c.1982? | age 13 or 14? Some of the drawings on this page are horrible, especially panel 1. When the oldest ones are poorly drawn that’s charming, but when the teenage ones are poorly drawn it sometimes makes me cringe a bit.

Art Notes

imperial stormtrooper being blasted to bits in a star wars comic page detail

‘Join the Empire, and See the Next World!’

Agh! I hate this page, but there are some good bits. Like that poor stormtrooper being blown to smithereens, which is quite exciting. He reminds me of a cast iron boiler or pot-belly stove exploding, the flames blasting its door off. It was inspired no doubt by Howard Chaykin’s drawing of a Stormtrooper being blasted inside out, in the prison block shoot-out scene. This page is not a good recruiting poster for potential Drones of the Empire.

Luke Skywalker's blaster in a star wars comic page detail image

SPECIAL FEATURE! « SFTP-FX technique See Luke’s blaster fire and the Falcon’s engines? I « previously wrote about the ‘Smudged Felt-Tip Pen Effects’ technique, check it out if you want to be amazed.

millennium falcon in a star wars comic page detail image

Script notes

“- C’mon kid! So his life won’t have been in vain!”
—Star Wars age 9

So his life won’t have been in vain? Once again we see an attempt at using a well known expression and making complete load of arse of it.

So Ben’s life will have been in vain, if full advantage isn’t taken of his death? In other words: Solo thinks that the old geezer just spent his life sitting in a mud house on a dustball, like a mad old hermit—waiting to redeem himself by getting killed for their benefit? That’s pretty funny.

Film Notes: You Dirty Womprat…

Thanks to reader, our Neil Baker, someone on reddit was asking the other day how Luke was able to so easily make the adjustment to killing people. One reader responded that he’d been shooting womprats since he was a kid. I responded: “Maybe Luke’s a classic psycho. You know… killing animals for fun?”

It’s great being a kid. All these complex questions and plot holes just don’t figure when you’re enjoying a piece of entertainment.

Comic Notes: Wormfood

The last load of upcoming pages are only half-sheets. I’ll explain the sad reason why.

There are pages from the first or second versions of the comic, that later on had their other halves—which showed the opening scenes of the film—cut off. And they were thrown away! NOOoo.. I must have just thought the drawing was terrible in hindsight, because I was older and better at drawing. So all that is left of them is the sides of the pages that show the closing scenes of the film. I almost get weepy thinking about what’s lost—forever. Decomposed 4 decades ago in a landfill site. That’s the sad bit. Wormfood.

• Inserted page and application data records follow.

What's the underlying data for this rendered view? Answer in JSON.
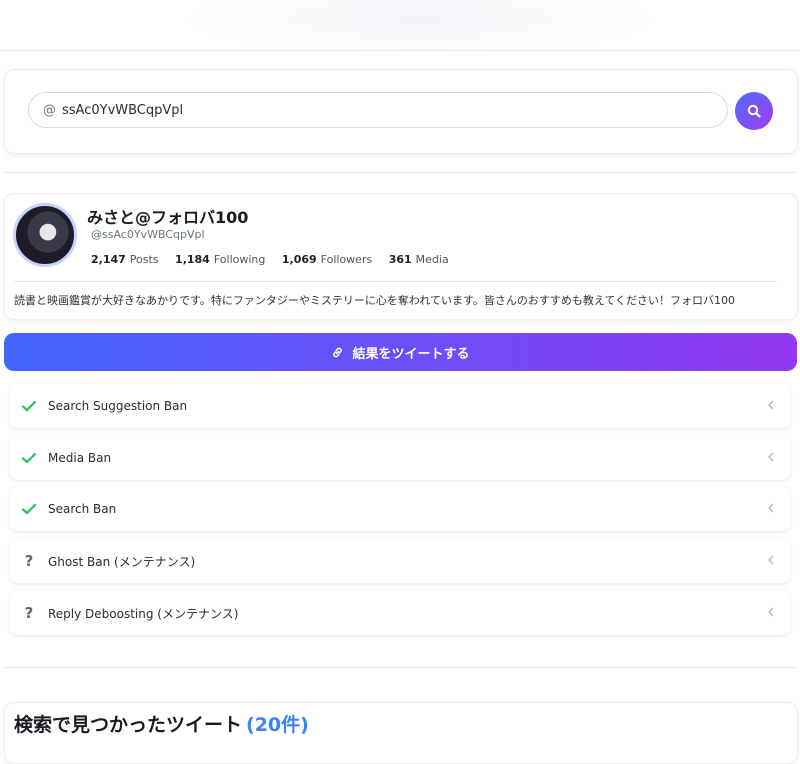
{
  "search": {
    "at_symbol": "@",
    "value": "ssAc0YvWBCqpVpl",
    "button_icon": "search-icon"
  },
  "profile": {
    "name": "みさと@フォロバ100",
    "handle": "@ssAc0YvWBCqpVpl",
    "stats": [
      {
        "value": "2,147",
        "label": "Posts"
      },
      {
        "value": "1,184",
        "label": "Following"
      },
      {
        "value": "1,069",
        "label": "Followers"
      },
      {
        "value": "361",
        "label": "Media"
      }
    ],
    "bio": "読書と映画鑑賞が大好きなあかりです。特にファンタジーやミステリーに心を奪われています。皆さんのおすすめも教えてください！フォロバ100"
  },
  "tweet_button": {
    "label": "結果をツイートする",
    "icon": "link-icon"
  },
  "checks": [
    {
      "label": "Search Suggestion Ban",
      "status": "ok"
    },
    {
      "label": "Media Ban",
      "status": "ok"
    },
    {
      "label": "Search Ban",
      "status": "ok"
    },
    {
      "label": "Ghost Ban (メンテナンス)",
      "status": "unknown"
    },
    {
      "label": "Reply Deboosting (メンテナンス)",
      "status": "unknown"
    }
  ],
  "results": {
    "title": "検索で見つかったツイート",
    "count": "(20件)"
  },
  "colors": {
    "accent_start": "#4265ff",
    "accent_end": "#9338f0",
    "ok": "#22c55e",
    "count": "#3b82f6"
  }
}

Remaining half sheets, after the opening scenes of the film were cut off and thrown away!

The not sad bit, is that there are newer half pages and folded over whole pages inserted among this wad of old ones. I had to fold the new ones, and keep them only at the back half of the book so that no blanks would appear at the front half of the book. Basically, 3rd or 4th time around, I ran out of blank pages by the time I got near the end of the book and had to add more.

I know this is hard to follow (maybe I should shoot a video!). Basically there are more pages in the back half of the book now, than there are in the front half. Because I cut-off and threw away lots of the front half of the book, and added lots of new stuff to the back half of the book.

The older half sheets and newer added half sheets, were then rearranged and stapled back together before being placed loosely into the back of the book.  My big worry is: pulling the old staples out, to separate the pages so I can scan them. Painful prospect!

(Update) I did remove the staples—but kept them—and I scanned the rest of the comic. I haven’t re-stapled them back together.